Arcadia and Downey were named the most business-friendly cities in Los Angeles County at the annual gala of the Los Angeles County Economic Development Corp. late Thursday evening.

Arcadia took the most business-friendly city honor for cities with populations under 68,000, while Downey took the prize for cities with more than 68,000 people.

The awards are given for the cities that demonstrate commitment to economic development, assistance for local businesses and competitive tax rates and fee structures.

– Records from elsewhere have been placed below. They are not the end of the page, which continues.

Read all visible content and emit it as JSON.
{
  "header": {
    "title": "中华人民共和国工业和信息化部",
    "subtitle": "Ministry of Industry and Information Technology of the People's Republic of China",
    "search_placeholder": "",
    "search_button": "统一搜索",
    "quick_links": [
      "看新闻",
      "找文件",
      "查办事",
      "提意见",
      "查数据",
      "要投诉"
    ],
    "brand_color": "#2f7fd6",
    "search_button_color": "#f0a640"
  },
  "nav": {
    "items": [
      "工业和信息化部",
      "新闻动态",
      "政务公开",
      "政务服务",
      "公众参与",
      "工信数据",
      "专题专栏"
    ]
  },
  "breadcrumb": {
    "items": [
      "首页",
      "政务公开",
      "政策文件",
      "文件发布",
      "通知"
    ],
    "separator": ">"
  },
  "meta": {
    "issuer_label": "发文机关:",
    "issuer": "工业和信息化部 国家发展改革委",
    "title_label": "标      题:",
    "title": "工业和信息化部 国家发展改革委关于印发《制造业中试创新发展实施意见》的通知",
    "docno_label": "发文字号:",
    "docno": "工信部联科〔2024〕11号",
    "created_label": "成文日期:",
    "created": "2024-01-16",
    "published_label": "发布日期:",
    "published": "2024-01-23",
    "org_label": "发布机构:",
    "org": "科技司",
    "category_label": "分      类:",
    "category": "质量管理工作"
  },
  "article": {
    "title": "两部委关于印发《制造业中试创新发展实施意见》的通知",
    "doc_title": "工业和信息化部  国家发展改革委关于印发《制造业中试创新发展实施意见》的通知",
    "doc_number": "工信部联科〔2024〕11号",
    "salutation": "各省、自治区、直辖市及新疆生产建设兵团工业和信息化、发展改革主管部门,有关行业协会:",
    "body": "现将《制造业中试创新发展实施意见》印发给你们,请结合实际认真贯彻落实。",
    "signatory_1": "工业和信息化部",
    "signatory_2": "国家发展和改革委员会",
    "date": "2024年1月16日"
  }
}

The 68,000 population threshold, which is the median population for all California cities, was used to distinguish between small cities and large cities.

“This year’s Most Business Friendly City awardees understand that communities and families thrive when good jobs are created,” Bill Allen, the LAEDC’s chief executive, said in a statement. “It is great to see our region’s elected leaders and city staffers prioritize the attraction and retention of businesses providing well-paying jobs for our county’s residents.”

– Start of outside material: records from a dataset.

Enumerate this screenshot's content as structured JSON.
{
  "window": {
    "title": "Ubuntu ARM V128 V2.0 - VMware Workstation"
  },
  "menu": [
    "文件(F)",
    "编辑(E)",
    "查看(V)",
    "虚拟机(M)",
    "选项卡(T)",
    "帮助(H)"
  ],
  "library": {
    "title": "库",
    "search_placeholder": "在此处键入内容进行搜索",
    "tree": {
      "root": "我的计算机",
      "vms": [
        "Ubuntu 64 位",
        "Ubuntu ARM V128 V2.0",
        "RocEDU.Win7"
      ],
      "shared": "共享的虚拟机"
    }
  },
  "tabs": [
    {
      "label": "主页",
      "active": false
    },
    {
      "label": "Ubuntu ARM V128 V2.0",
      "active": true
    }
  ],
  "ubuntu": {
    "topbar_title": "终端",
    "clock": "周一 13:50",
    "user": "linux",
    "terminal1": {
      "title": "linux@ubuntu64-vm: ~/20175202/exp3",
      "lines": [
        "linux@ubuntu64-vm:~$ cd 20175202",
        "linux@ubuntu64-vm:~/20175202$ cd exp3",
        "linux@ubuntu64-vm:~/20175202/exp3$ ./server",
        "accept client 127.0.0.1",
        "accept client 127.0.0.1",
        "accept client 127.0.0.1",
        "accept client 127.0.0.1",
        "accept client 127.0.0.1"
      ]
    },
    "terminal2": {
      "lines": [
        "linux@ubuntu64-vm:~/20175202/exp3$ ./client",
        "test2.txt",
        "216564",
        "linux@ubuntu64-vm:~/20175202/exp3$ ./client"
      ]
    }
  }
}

According to a statement from the LAEDC, both cities were cited for their strong economic bases, high quality of life and general pro-business attitude.

Arcadia specifically was chosen in part because the city enacted a “business-friendly zoning code in 2016 that demonstrates the city’s continued commitment to cutting red tape, promoting economic growth and supporting local businesses.”

Downey was chosen in part because of its business assistance efforts, including economic development staff that serve as ombudsmen to assist businesses with entitlement, development and approval processes.

The two other cities each beat out four other cities chosen as finalists in their population categories. Arcadia won over Azusa, Monrovia, Rosemead and Santa Fe Springs, while Downey edged out Compton, Inglewood, Lakewood and Long Beach.

Besides the most business-friendly city awards, the LAEDC also gave its individual honoree award to Mark Suster, managing partner of Upfront Ventures and its corporate award honor to Cedars-Sinai Medical Center. California State University Los Angeles won the educational honoree award.

Economy, education, energy and transportation reporter Howard Fine can be reached at hfine@labusinessjournal.com. Follow him on Twitter @howardafine.